A clip of Ben White losing the ball and then tripping Raul Jimenez proved popular last week but look away from White in the same situation and you see Tierney in what had become Xhaka’s usual position.
When the ball is lost, that means Tierney — not Xhaka — is the covering defender. The left-back has great acceleration and defensive instincts, having him all the way on the wing (where Gabriel Martinelli is below) is a complete waste when Arsenal need to recover from a loose pass. Having him closer to, or a part of, the backline is much more sensible and it means Xhaka, notoriously slow to get off the mark, isn’t in a vulnerable position.
In that instance Arsenal won the ball quickly and you could see another benefit: Xhaka could turn and look for Martinelli. Usually, in the previous way of attacking, the reclamation of possession would’ve seen Martinelli trying to thread a ball through for Tierney. There’s nothing wrong with that but everyone would rather have Martinelli or Smith Rowe released in the final third than the left-back.
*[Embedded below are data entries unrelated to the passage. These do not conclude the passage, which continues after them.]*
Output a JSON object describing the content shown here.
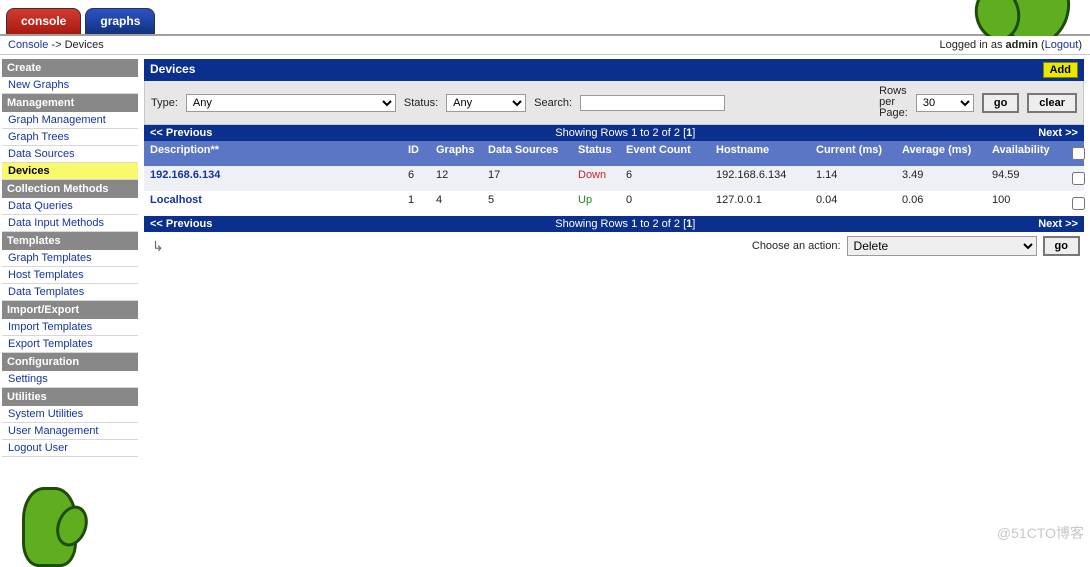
{
  "tabs": {
    "console": "console",
    "graphs": "graphs"
  },
  "breadcrumb": {
    "root": "Console",
    "sep": "->",
    "current": "Devices"
  },
  "login": {
    "prefix": "Logged in as",
    "user": "admin",
    "logout": "Logout"
  },
  "sidebar": {
    "groups": [
      {
        "header": "Create",
        "items": [
          {
            "label": "New Graphs"
          }
        ]
      },
      {
        "header": "Management",
        "items": [
          {
            "label": "Graph Management"
          },
          {
            "label": "Graph Trees"
          },
          {
            "label": "Data Sources"
          },
          {
            "label": "Devices",
            "active": true
          }
        ]
      },
      {
        "header": "Collection Methods",
        "items": [
          {
            "label": "Data Queries"
          },
          {
            "label": "Data Input Methods"
          }
        ]
      },
      {
        "header": "Templates",
        "items": [
          {
            "label": "Graph Templates"
          },
          {
            "label": "Host Templates"
          },
          {
            "label": "Data Templates"
          }
        ]
      },
      {
        "header": "Import/Export",
        "items": [
          {
            "label": "Import Templates"
          },
          {
            "label": "Export Templates"
          }
        ]
      },
      {
        "header": "Configuration",
        "items": [
          {
            "label": "Settings"
          }
        ]
      },
      {
        "header": "Utilities",
        "items": [
          {
            "label": "System Utilities"
          },
          {
            "label": "User Management"
          },
          {
            "label": "Logout User"
          }
        ]
      }
    ]
  },
  "pane": {
    "title": "Devices",
    "add": "Add"
  },
  "filters": {
    "type_label": "Type:",
    "type_value": "Any",
    "status_label": "Status:",
    "status_value": "Any",
    "search_label": "Search:",
    "search_value": "",
    "rows_label_a": "Rows",
    "rows_label_b": "per",
    "rows_label_c": "Page:",
    "rows_value": "30",
    "go": "go",
    "clear": "clear"
  },
  "pager": {
    "prev": "<< Previous",
    "mid_a": "Showing Rows 1 to 2 of 2 [",
    "mid_b": "1",
    "mid_c": "]",
    "next": "Next >>"
  },
  "columns": {
    "desc": "Description**",
    "id": "ID",
    "graphs": "Graphs",
    "ds": "Data Sources",
    "status": "Status",
    "evt": "Event Count",
    "host": "Hostname",
    "cur": "Current (ms)",
    "avg": "Average (ms)",
    "avail": "Availability"
  },
  "rows": [
    {
      "desc": "192.168.6.134",
      "id": "6",
      "graphs": "12",
      "ds": "17",
      "status": "Down",
      "status_class": "down",
      "evt": "6",
      "host": "192.168.6.134",
      "cur": "1.14",
      "avg": "3.49",
      "avail": "94.59"
    },
    {
      "desc": "Localhost",
      "id": "1",
      "graphs": "4",
      "ds": "5",
      "status": "Up",
      "status_class": "up",
      "evt": "0",
      "host": "127.0.0.1",
      "cur": "0.04",
      "avg": "0.06",
      "avail": "100"
    }
  ],
  "action": {
    "label": "Choose an action:",
    "value": "Delete",
    "go": "go"
  },
  "watermark": "@51CTO博客"
}
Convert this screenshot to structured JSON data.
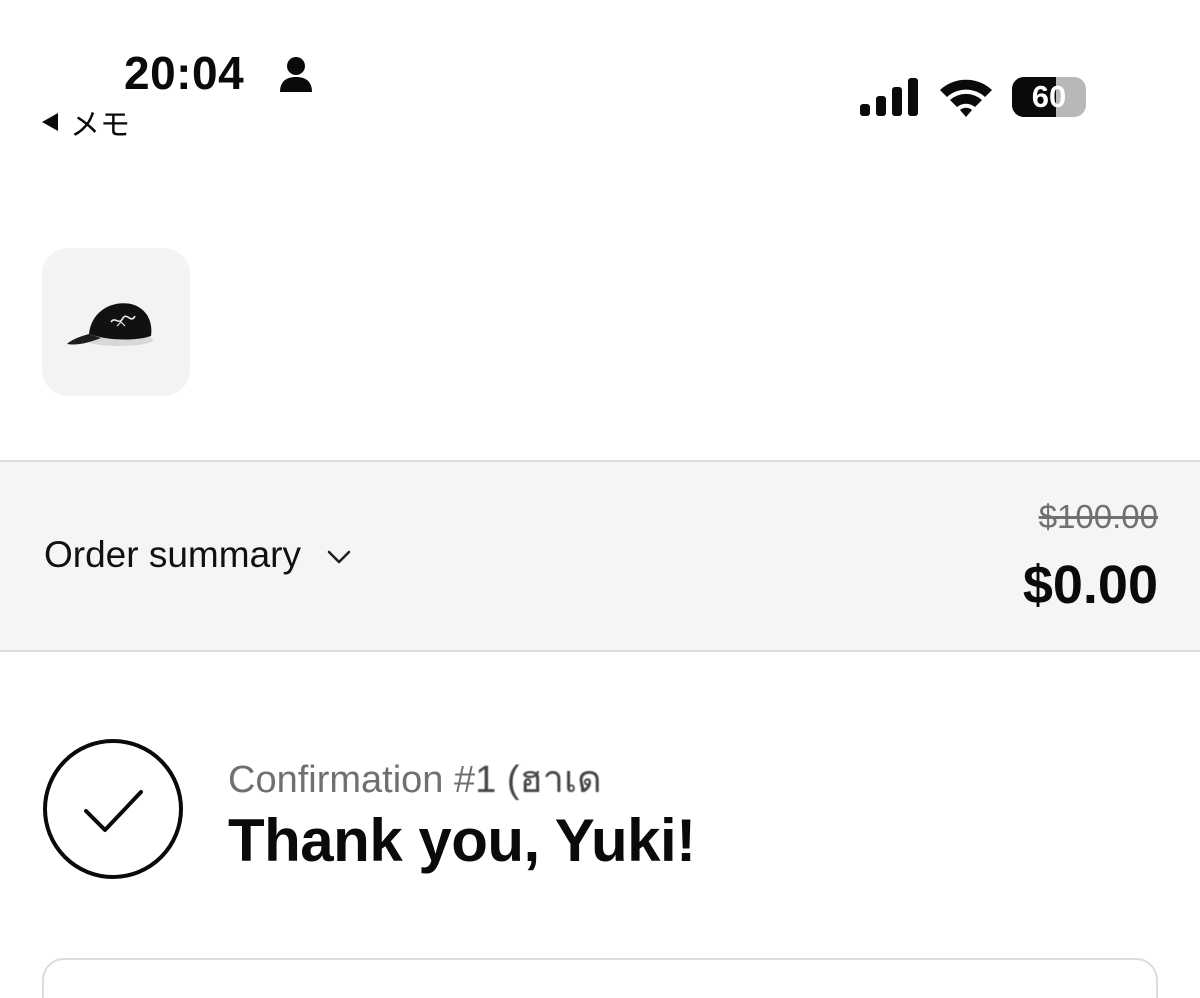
{
  "status_bar": {
    "time": "20:04",
    "back_app": "メモ",
    "battery_level": "60",
    "battery_fraction": 0.6
  },
  "product": {
    "icon": "cap-icon"
  },
  "order_summary": {
    "label": "Order summary",
    "original_price": "$100.00",
    "total": "$0.00"
  },
  "confirmation": {
    "number_prefix": "Confirmation #",
    "number_value": "1 (ฮาเด",
    "thank_you": "Thank you, Yuki!"
  }
}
This new approach may be consistent but it’s by no means rigid, and that’s the difference to before. Tierney still gets forward. When he does, Cedric Soares at right-back has taken his turn to be more conservative.
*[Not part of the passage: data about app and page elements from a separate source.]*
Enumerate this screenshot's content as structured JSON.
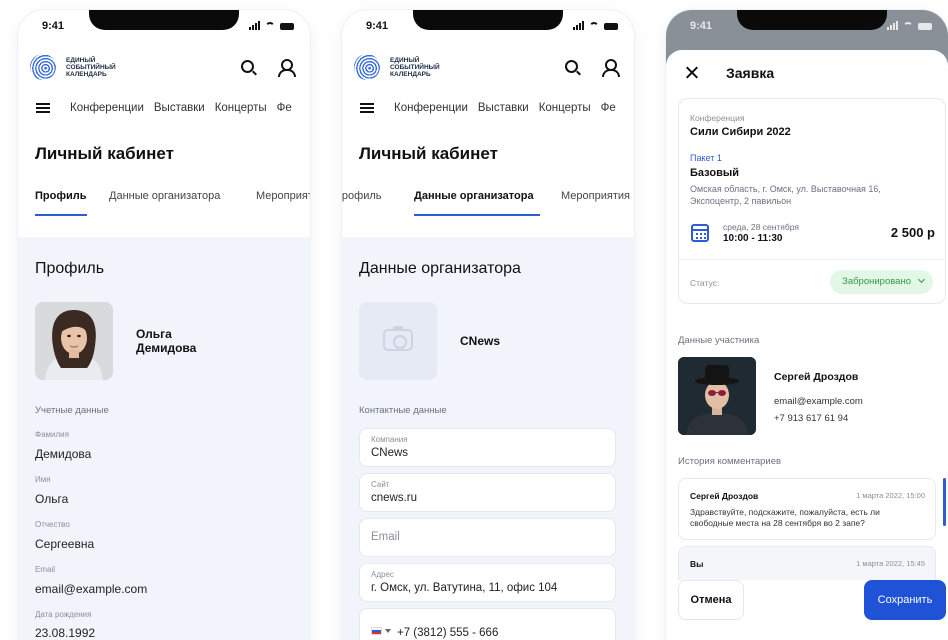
{
  "status_time": "9:41",
  "logo": {
    "line1": "ЕДИНЫЙ",
    "line2": "СОБЫТИЙНЫЙ",
    "line3": "КАЛЕНДАРЬ"
  },
  "nav": [
    "Конференции",
    "Выставки",
    "Концерты",
    "Фе"
  ],
  "cabinet_title": "Личный кабинет",
  "tabs": {
    "profile": "Профиль",
    "organizer": "Данные организатора",
    "events": "Мероприятия"
  },
  "profile": {
    "section_title": "Профиль",
    "first_name": "Ольга",
    "last_name": "Демидова",
    "group_label": "Учетные данные",
    "fields": [
      {
        "label": "Фамилия",
        "value": "Демидова"
      },
      {
        "label": "Имя",
        "value": "Ольга"
      },
      {
        "label": "Отчество",
        "value": "Сергеевна"
      },
      {
        "label": "Email",
        "value": "email@example.com"
      },
      {
        "label": "Дата рождения",
        "value": "23.08.1992"
      }
    ]
  },
  "organizer": {
    "section_title": "Данные организатора",
    "company_name": "CNews",
    "group_label": "Контактные данные",
    "fields": [
      {
        "label": "Компания",
        "value": "CNews"
      },
      {
        "label": "Сайт",
        "value": "cnews.ru"
      },
      {
        "label": "",
        "placeholder": "Email"
      },
      {
        "label": "Адрес",
        "value": "г. Омск, ул. Ватутина, 11, офис 104"
      },
      {
        "label": "",
        "value": "+7 (3812) 555 - 666"
      }
    ]
  },
  "request": {
    "title": "Заявка",
    "conference_label": "Конференция",
    "conference_name": "Сили Сибири 2022",
    "package_label": "Пакет 1",
    "package_name": "Базовый",
    "address_line1": "Омская область, г. Омск, ул. Выставочная 16,",
    "address_line2": "Экспоцентр, 2 павильон",
    "date": "среда, 28 сентября",
    "time": "10:00 - 11:30",
    "price": "2 500 р",
    "status_label": "Статус:",
    "status_value": "Забронировано",
    "status_color": "#2f9b4a",
    "participant_label": "Данные участника",
    "participant_name": "Сергей Дроздов",
    "participant_email": "email@example.com",
    "participant_phone": "+7 913 617 61 94",
    "comments_label": "История комментариев",
    "comments": [
      {
        "author": "Сергей Дроздов",
        "date": "1 марта 2022, 15:00",
        "text1": "Здравствуйте, подскажите, пожалуйста, есть ли",
        "text2": "свободные места на 28 сентября во 2 запе?"
      },
      {
        "author": "Вы",
        "date": "1 марта 2022, 15:45"
      }
    ],
    "cancel_label": "Отмена",
    "save_label": "Сохранить"
  },
  "colors": {
    "accent": "#2f5bd8",
    "save_button": "#1f52d6",
    "status_bg": "#e2f7e6",
    "content_bg": "#f1f4fb"
  }
}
When Smith Rowe scored the opener against Brentford, after Tierney had flown outside him, Xhaka and Cedric were very much in the ‘old’ positions you’d have expected from them in Arteta’s Arsenal. The difference was that they weren’t fixed there throughout the game. Protecting territory remains the key — Arsenal outnumbered Brentford five to four if Smith Rowe lost possession and the ball broke loose — but Arsenal are finding different ways of creating the same shapes.
And that’s why this new approach won’t see the team hamstrung by having putting too much attacking reliance on Xhaka or not enough on Tierney. The left-back has still gotten forward too, even as Xhaka has provided an option in the penalty area, with the two always wary to cover one another.
Xhaka gets in the box as Tierney sits but the ball breaks to the edge of the area …
… so then Xhaka sits as Tierney drives on in possession.
Xhaka has shown the intelligence a few times to sit in, with Tierney still getting involved upfield and perhaps looking even more threatening as he can arrive late, rather than standing high and wide as he waits for possession to reach him.
Tierney is still receiving the ball high up the pitch in these games, he’s just also receiving it closer to his own goal as well.
At times in the last few games Tierney has gotten forward centrally too, adding to the variation and rotations. In this instance he has occupied a defender so his winger can receive the ball in space on the touchline without being pressed instantly or outnumbered. In these cases, Smith Rowe has been harder to mark and Xhaka has provided the cover.
The shape remains the same as it ever did: someone holds the width, someone plays inside the winger, and the third player on that side tucks inside the left-back position to provide cover.
But the rotations have increased and Arsenal go from Tierney being the base of that triangle and Smith Rowe being outside, to Tierney being outside and Xhaka being the base in a matter of seconds.
And you can see the space it creates for the man on the touchline when the nominal wide man’s out-to-in movement is that bit less predictable.
And that’s just the left-hand side, Arsenal have changed on the right as well, with Martin Odegaard and Bukayo Saka now truly in sync and enjoying the freedom of having Cedric behind them.
Whether or not that continues when Takehiro Tomiyasu returns remains to be seen but I’ve already got some thoughts on the evolving Odegaard-Saka relationship for next time.
Ultimately, especially down the left flank, Arsenal are doing all the same things they’ve been doing for a while now. They’re just doing them differently and it looks like it is working very well indeed.